Rest is good. Sleep is even better. Whatever happened to making a good night’s rest a priority? Nowadays, it’s almost like a badge of courage to say that you get by on only five or six hours a night. Puh-leese! Those of us who are sticklers about getting more than that (yes, that would be me) are the ones who have the last laugh. We know what it feels like to have adequate hours of sleep each night, and what it feels like not to. And we are honest. I have to live with me, and I know how I feel and function when I don’t get at least eight hours of sleep. I’m dragging, I’m not creative and I’m surely not chipper. Not a good thing. A cat’s average amount of sleep per day is about 13 to 18 hours. Hello! I think Demi and Denté probably sleep around this much, and it’s seemed to keep their eyes bright, their spirits up and their coats silky smooth. Sleep definitely does them—inside and out—a load of good.
Change your position to get a better perspective. I often see Demi and Denté perched on their cat condo (a narrow, carpeted tower w/multiple levels). They spend time sitting on it, while looking out the window or turned around and facing the master bedroom. From this vantage point, they are able to get a good look around them and see their little world from a more informed point of view. In my life, I’ve learned that my perceptions (from my limited vantage point) are very often inaccurate. What I think is truth or what someone else’s intentions are … well, let’s just say I’m wrong more than I’m right. If I take the time to see a situation from someone else’s point of view or talk with them about where they’re coming from—or even just take some time to ponder and pray before jumping to conclusions—then I realize how off I am. It’s good to look at an issue from different perspectives, and that usually takes some time and a step up to a more mature level.
Be gracious and give others some space. Sometimes, if one of my cats gets “all up in the business” of the other, well then it’s not so good.
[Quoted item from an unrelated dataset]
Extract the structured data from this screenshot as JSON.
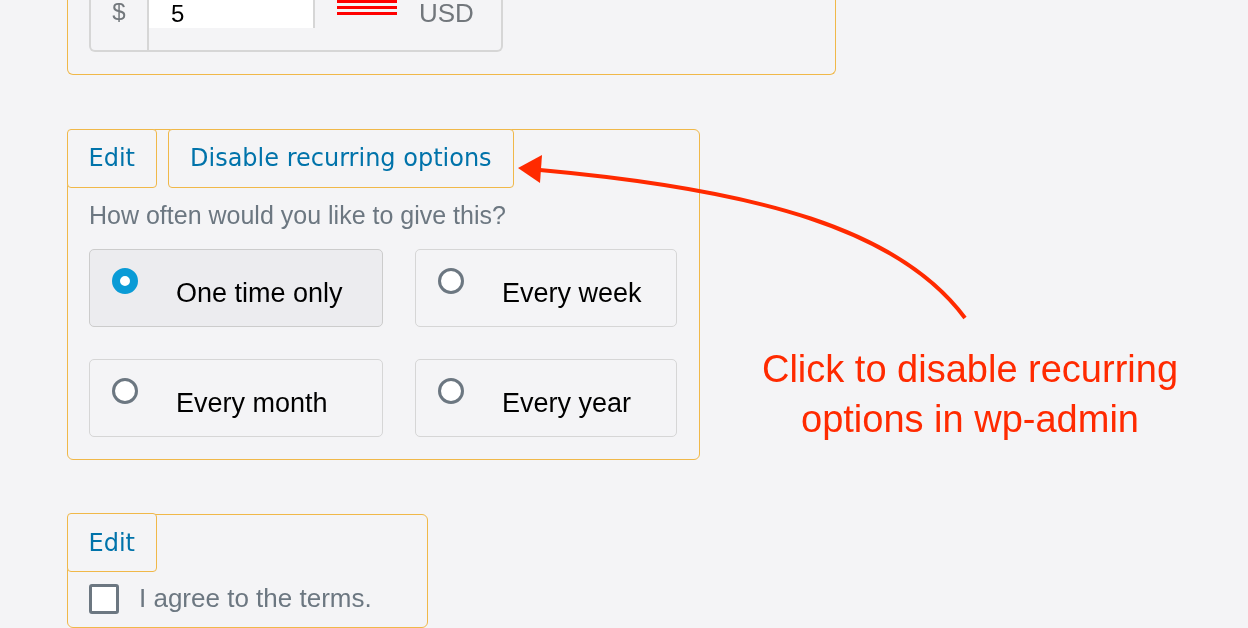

Inevitably, someone’s paw will pop someone else on the head. And then brows will furrow. And then ears will turn backward. And then … well, you get the picture. This reminds me that we all need to allow one another our own space in life. Sometimes we don’t know what is best for others, even if we think we do and are dying to tell them and plan out their entire lives for them. Also, we don’t have to always be right, be “helpful” or have the last word. Something I’ve learned from my mother is that silence is truly golden. Don’t offer advice to someone unless they ask you. No one likes to feel like they are being patronized or talked to in a condescending manner. Treat others respectfully (even if you disagree!) and be considerate. Know that God is handling things and that his plan for someone else's life is perfect.